→ Work to complete:
Go through the data and copy each line where the word "parameters" shows up.

→ Provided material:
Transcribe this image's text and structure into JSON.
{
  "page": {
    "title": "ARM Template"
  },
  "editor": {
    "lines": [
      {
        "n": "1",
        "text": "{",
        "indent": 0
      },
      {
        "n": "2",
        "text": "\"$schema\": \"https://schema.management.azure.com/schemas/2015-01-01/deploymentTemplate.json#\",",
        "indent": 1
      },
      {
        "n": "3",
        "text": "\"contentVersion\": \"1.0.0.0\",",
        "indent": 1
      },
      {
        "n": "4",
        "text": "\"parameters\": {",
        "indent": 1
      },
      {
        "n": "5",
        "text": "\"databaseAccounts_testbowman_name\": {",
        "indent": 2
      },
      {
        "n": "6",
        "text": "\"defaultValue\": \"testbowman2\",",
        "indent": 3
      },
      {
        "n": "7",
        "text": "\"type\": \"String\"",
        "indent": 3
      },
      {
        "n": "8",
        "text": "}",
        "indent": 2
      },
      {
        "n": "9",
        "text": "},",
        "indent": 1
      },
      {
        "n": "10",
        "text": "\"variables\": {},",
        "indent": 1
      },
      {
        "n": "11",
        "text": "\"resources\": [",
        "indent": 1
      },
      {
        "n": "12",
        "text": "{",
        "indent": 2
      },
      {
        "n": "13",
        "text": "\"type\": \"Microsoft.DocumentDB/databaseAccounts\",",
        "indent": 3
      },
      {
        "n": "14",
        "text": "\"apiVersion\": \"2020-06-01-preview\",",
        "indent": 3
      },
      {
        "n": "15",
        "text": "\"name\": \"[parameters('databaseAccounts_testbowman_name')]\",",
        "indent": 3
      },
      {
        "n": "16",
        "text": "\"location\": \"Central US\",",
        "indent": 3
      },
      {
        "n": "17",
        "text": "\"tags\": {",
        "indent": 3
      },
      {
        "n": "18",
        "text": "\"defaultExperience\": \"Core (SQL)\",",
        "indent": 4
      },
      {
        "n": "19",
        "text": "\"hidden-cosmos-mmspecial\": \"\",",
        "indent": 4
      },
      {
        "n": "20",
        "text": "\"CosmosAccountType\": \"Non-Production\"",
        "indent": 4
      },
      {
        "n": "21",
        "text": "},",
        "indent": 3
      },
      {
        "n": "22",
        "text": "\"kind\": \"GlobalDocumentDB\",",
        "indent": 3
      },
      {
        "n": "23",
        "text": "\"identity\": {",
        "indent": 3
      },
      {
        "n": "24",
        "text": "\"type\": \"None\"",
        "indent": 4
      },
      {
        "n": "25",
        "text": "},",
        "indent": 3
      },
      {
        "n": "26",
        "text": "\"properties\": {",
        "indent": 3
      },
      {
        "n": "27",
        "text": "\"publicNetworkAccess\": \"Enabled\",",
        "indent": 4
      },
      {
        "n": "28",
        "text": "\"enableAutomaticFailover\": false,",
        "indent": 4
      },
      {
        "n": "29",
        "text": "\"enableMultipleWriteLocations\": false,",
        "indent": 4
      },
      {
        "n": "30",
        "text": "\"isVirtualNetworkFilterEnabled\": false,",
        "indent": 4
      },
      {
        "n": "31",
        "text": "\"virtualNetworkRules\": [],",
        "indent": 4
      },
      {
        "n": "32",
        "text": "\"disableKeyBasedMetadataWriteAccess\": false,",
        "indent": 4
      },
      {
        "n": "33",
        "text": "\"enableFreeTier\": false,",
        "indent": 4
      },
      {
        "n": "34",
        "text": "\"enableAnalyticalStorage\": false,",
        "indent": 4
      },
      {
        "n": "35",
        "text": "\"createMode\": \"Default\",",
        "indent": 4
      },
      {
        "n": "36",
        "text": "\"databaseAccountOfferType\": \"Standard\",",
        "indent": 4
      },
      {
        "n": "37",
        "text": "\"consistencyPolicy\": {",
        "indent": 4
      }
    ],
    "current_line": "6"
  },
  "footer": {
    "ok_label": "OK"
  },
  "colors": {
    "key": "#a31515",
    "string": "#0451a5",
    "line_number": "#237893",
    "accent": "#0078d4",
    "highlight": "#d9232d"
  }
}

→ Solution to the exercise:
        "text": "\"parameters\": {",
        "text": "\"name\": \"[parameters('databaseAccounts_testbowman_name')]\",",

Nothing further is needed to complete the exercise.